- Alumnus, Computer Science
My main reason for entering the CUNY Computer Science Ph.D. program was because I love learning. After receiving my Master’s in Computer Science I worked as a Software Engineer for Prudential Securities. Prudential Securities was an excellent company to work for but I got to the point where I wanted to learn more and truly challenge myself. It was then that I decided to apply for the Ph.D. program.
I worked with Dr. William Sakas in the area of Computational Linguistics for my dissertation research. Dr. Sakas is one of the principal investigators for the CUNY Computational Language Acquisition Group (CoLAG) along with Dr. Janet Fodor. My research focused on developing computational models of syntax acquisition. I learned how to do research from working with Dr. Sakas. Many students, such as myself, know how to do well in courses but do not necessarily know how to approach research. Working as a member of the CoLAG under Dr. Sakas gave me the opportunity to see how research gets done and how to go about successfully publishing that research.
One of my fondest memories of the program was during my first year. I was a member of a group that met weekly from September to June in preparation for the first-year comprehensive exam. We each studied different topics in depth and taught what we learned to the rest of the group. It was truly a collaborative learning experience. All the group members were supportive and gave their best effort to help their fellow classmates. We had a lot of fun and we learned a lot. It was a wonderful experience.
I am currently an Associate Professor in the Computer Systems Department at Farmingdale State College of the State University of New York (SUNY). I have worked at Farmingdale since graduation from CUNY in 2008. I was granted tenure and a promotion in 2014. I enjoy teaching very much and I have taught eleven different classes since I started at Farmingdale. My primary area of research, at the moment, is Computer Science Education. One solo project was the creation of a simulated operating system (Simple OS) that students can use to learn operating system internals.
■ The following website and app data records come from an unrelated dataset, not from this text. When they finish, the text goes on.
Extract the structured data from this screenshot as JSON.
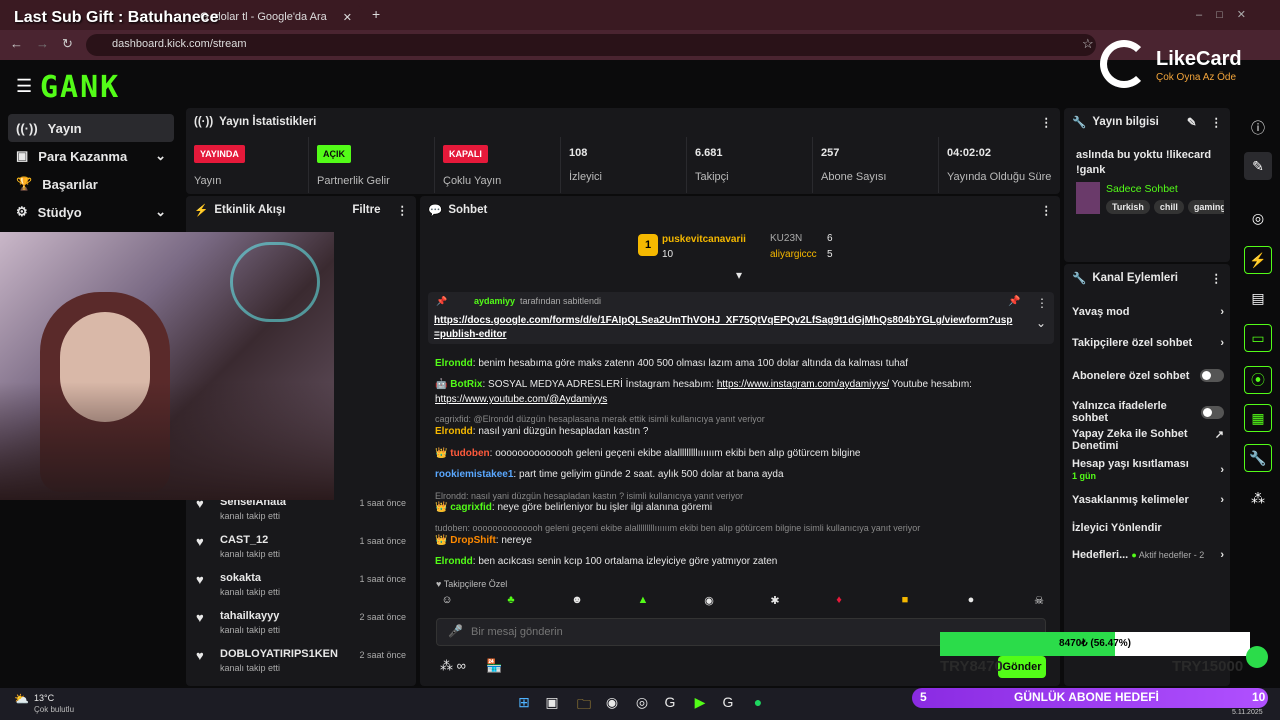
{
  "overlay": {
    "sub_gift": "Last Sub Gift : Batuhanece",
    "likecard_brand": "LikeCard",
    "likecard_tag": "Çok Oyna  Az Öde",
    "goal_amount": "8470₺ (56.47%)",
    "goal_progress": 0.5647,
    "goal_target": "TRY15000",
    "goal_current": "TRY8470",
    "goal_label": "GÜNLÜK ABONE HEDEFİ",
    "goal_count": "5",
    "goal_count2": "10"
  },
  "browser": {
    "tab2_title": "dolar tl - Google'da Ara",
    "url": "dashboard.kick.com/stream"
  },
  "sidebar": {
    "items": [
      {
        "label": "Yayın"
      },
      {
        "label": "Para Kazanma"
      },
      {
        "label": "Başarılar"
      },
      {
        "label": "Stüdyo"
      }
    ]
  },
  "stats": {
    "title": "Yayın İstatistikleri",
    "cards": [
      {
        "badge": "YAYINDA",
        "label": "Yayın"
      },
      {
        "badge": "AÇIK",
        "label": "Partnerlik Gelir"
      },
      {
        "badge": "KAPALI",
        "label": "Çoklu Yayın"
      },
      {
        "value": "108",
        "label": "İzleyici"
      },
      {
        "value": "6.681",
        "label": "Takipçi"
      },
      {
        "value": "257",
        "label": "Abone Sayısı"
      },
      {
        "value": "04:02:02",
        "label": "Yayında Olduğu Süre"
      }
    ]
  },
  "activity": {
    "title": "Etkinlik Akışı",
    "filter": "Filtre",
    "items": [
      {
        "name": "SenseiAhata",
        "sub": "kanalı takip etti",
        "time": "1 saat önce"
      },
      {
        "name": "CAST_12",
        "sub": "kanalı takip etti",
        "time": "1 saat önce"
      },
      {
        "name": "sokakta",
        "sub": "kanalı takip etti",
        "time": "1 saat önce"
      },
      {
        "name": "tahailkayyy",
        "sub": "kanalı takip etti",
        "time": "2 saat önce"
      },
      {
        "name": "DOBLOYATIRIPS1KEN",
        "sub": "kanalı takip etti",
        "time": "2 saat önce"
      }
    ]
  },
  "chat": {
    "title": "Sohbet",
    "leaders": [
      {
        "rank": "1",
        "name": "puskevitcanavarii",
        "count": "10"
      },
      {
        "name": "KU23N",
        "count": "6"
      },
      {
        "name": "aliyargiccc",
        "count": "5"
      }
    ],
    "pinned": {
      "by": "aydamiyy",
      "by_suffix": "tarafından sabitlendi",
      "link": "https://docs.google.com/forms/d/e/1FAIpQLSea2UmThVOHJ_XF75QtVqEPQv2LfSag9t1dGjMhQs804bYGLg/viewform?usp=publish-editor"
    },
    "messages": [
      {
        "user": "Elrondd",
        "text": ": benim hesabıma göre maks zatenn 400 500 olması lazım ama 100 dolar altında da kalması tuhaf"
      },
      {
        "user": "BotRix",
        "text": ": SOSYAL MEDYA ADRESLERİ İnstagram hesabım: ",
        "link1": "https://www.instagram.com/aydamiyys/",
        "mid": " Youtube hesabım:",
        "link2": "https://www.youtube.com/@Aydamiyys"
      },
      {
        "reply": "cagrixfid: @Elrondd düzgün hesaplasana merak ettik isimli kullanıcıya yanıt veriyor",
        "user": "Elrondd",
        "text": ": nasıl yani düzgün hesapladan kastın ?"
      },
      {
        "user": "tudoben",
        "text": ": oooooooooooooh geleni geçeni ekibe alalllllllllıııııım ekibi ben alıp götürcem bilgine"
      },
      {
        "user": "rookiemistakee1",
        "text": ": part time geliyim günde 2 saat. aylık 500 dolar at bana ayda"
      },
      {
        "reply": "Elrondd: nasıl yani düzgün hesapladan kastın ? isimli kullanıcıya yanıt veriyor",
        "user": "cagrixfid",
        "text": ": neye göre belirleniyor bu işler ilgi alanına göremi"
      },
      {
        "reply": "tudoben: oooooooooooooh geleni geçeni ekibe alalllllllllıııııım ekibi ben alıp götürcem bilgine isimli kullanıcıya yanıt veriyor",
        "user": "DropShift",
        "text": ": nereye"
      },
      {
        "user": "Elrondd",
        "text": ": ben acıkcası senin kcıp 100 ortalama izleyiciye göre yatmıyor zaten"
      }
    ],
    "emote_title": "Takipçilere Özel",
    "input_placeholder": "Bir mesaj gönderin",
    "send": "Gönder"
  },
  "info": {
    "title": "Yayın bilgisi",
    "stream_title": "aslında bu yoktu !likecard !gank",
    "category": "Sadece Sohbet",
    "tags": [
      "Turkish",
      "chill",
      "gaming"
    ]
  },
  "actions": {
    "title": "Kanal Eylemleri",
    "items": [
      {
        "label": "Yavaş mod"
      },
      {
        "label": "Takipçilere özel sohbet"
      },
      {
        "label": "Abonelere özel sohbet"
      },
      {
        "label": "Yalnızca ifadelerle sohbet"
      },
      {
        "label": "Yapay Zeka ile Sohbet Denetimi"
      },
      {
        "label": "Hesap yaşı kısıtlaması",
        "sub": "1 gün"
      },
      {
        "label": "Yasaklanmış kelimeler"
      },
      {
        "label": "İzleyici Yönlendir"
      },
      {
        "label": "Hedefleri...",
        "sub": "Aktif hedefler - 2"
      }
    ]
  },
  "weather": {
    "temp": "13°C",
    "desc": "Çok bulutlu"
  },
  "clock": {
    "date": "5.11.2025"
  },
  "colors": {
    "kick_green": "#53fc18",
    "live_red": "#e5193a",
    "bg": "#0b0b0c",
    "panel": "#18181b"
  }
}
It allows users to run simple programs and visually see the state of the simulated memory, registers, and process queues. This research was published in an ACM journal. I have worked on collaborative research projects related to Computer Science Education with other professors from around the SUNY system. The current project is supported by a SUNY Innovative Instructional Technology Grant. I have also served as an external reviewer for the SUNY Oneonta Computer Science Program.
I will always be grateful to the CUNY Computer Science Ph.D. program for giving me the learning experience that I wanted and preparing me well for my career.